### YOUR INSTRUCTIONS
Go through the entries, filter for the word "Trending", and copy every line that has it.
━━━ RECORDS FOR THE TASK ━━━
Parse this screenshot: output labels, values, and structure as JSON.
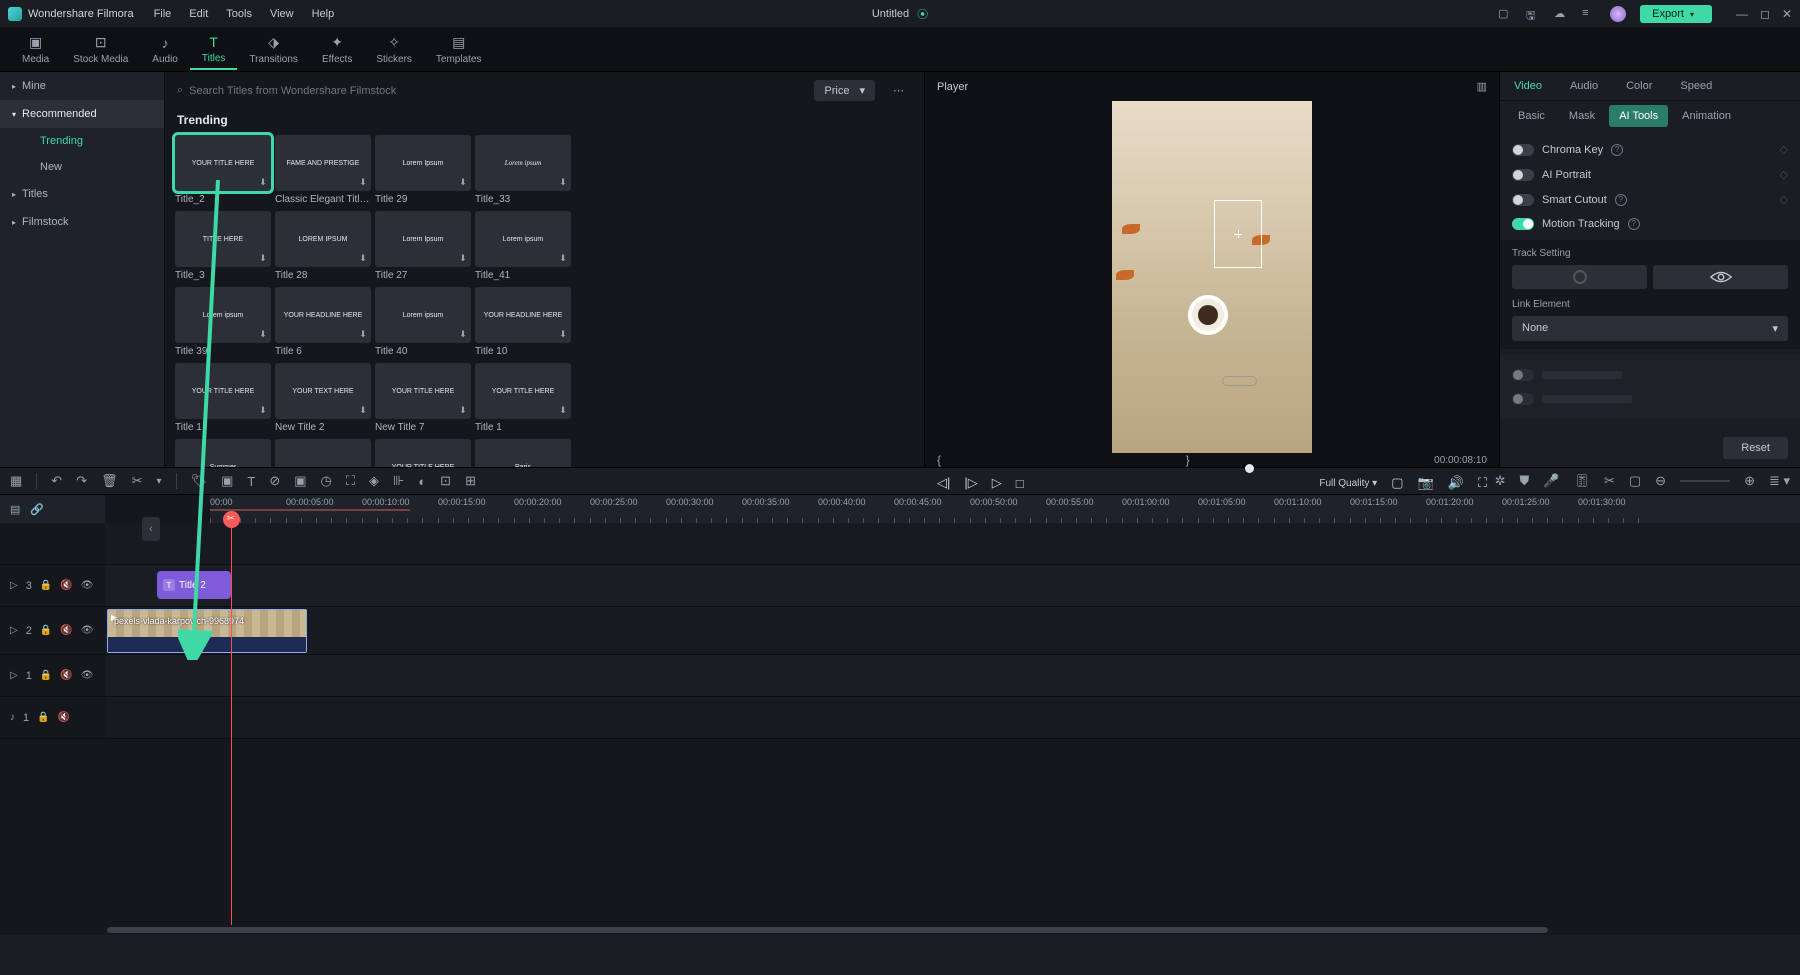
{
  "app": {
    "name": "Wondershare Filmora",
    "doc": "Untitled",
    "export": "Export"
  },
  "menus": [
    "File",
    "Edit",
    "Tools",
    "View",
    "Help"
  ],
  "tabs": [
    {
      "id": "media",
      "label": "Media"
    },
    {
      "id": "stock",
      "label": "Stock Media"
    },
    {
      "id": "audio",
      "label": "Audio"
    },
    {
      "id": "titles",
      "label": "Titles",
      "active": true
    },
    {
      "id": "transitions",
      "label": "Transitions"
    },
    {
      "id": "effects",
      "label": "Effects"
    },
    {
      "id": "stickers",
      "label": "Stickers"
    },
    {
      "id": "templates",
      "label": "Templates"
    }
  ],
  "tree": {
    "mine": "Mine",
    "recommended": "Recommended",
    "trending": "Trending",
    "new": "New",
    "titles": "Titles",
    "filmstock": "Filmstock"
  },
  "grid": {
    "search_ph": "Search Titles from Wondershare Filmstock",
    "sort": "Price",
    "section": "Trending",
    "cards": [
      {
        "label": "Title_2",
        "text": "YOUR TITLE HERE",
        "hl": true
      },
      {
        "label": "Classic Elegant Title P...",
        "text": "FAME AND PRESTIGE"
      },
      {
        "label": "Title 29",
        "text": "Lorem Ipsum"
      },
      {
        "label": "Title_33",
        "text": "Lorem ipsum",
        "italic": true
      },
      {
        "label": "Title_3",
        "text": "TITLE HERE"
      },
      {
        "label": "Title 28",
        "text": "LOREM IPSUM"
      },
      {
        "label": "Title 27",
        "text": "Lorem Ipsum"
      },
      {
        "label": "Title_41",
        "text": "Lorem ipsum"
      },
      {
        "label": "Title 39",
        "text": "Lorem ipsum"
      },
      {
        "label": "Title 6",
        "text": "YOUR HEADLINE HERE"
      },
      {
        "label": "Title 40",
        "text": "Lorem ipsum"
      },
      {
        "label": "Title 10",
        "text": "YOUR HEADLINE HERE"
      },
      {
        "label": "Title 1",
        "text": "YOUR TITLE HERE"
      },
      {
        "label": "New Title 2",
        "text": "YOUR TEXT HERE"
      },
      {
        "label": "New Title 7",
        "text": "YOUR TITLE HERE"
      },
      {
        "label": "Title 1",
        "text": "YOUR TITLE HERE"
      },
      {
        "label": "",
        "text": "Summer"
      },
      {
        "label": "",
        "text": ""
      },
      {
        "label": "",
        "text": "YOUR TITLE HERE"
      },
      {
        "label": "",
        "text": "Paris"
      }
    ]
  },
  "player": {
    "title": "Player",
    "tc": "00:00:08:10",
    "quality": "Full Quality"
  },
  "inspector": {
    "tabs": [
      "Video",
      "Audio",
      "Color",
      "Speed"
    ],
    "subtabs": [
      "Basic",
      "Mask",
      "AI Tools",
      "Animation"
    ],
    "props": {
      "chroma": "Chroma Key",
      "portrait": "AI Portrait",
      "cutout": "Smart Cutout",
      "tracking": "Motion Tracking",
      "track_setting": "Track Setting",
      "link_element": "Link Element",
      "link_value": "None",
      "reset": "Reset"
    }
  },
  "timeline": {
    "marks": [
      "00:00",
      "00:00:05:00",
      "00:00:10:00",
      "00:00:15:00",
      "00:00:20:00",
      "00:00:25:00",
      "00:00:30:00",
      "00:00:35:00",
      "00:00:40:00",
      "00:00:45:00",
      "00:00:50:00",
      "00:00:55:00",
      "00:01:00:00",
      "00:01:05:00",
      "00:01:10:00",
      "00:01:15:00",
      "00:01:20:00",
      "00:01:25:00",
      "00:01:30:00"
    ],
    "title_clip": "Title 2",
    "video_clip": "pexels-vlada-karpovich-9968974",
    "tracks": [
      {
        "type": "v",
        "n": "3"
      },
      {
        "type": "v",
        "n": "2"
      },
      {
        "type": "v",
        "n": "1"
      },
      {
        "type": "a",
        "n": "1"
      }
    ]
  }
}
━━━
### WRITTEN REPLY
    "trending": "Trending",
    "section": "Trending",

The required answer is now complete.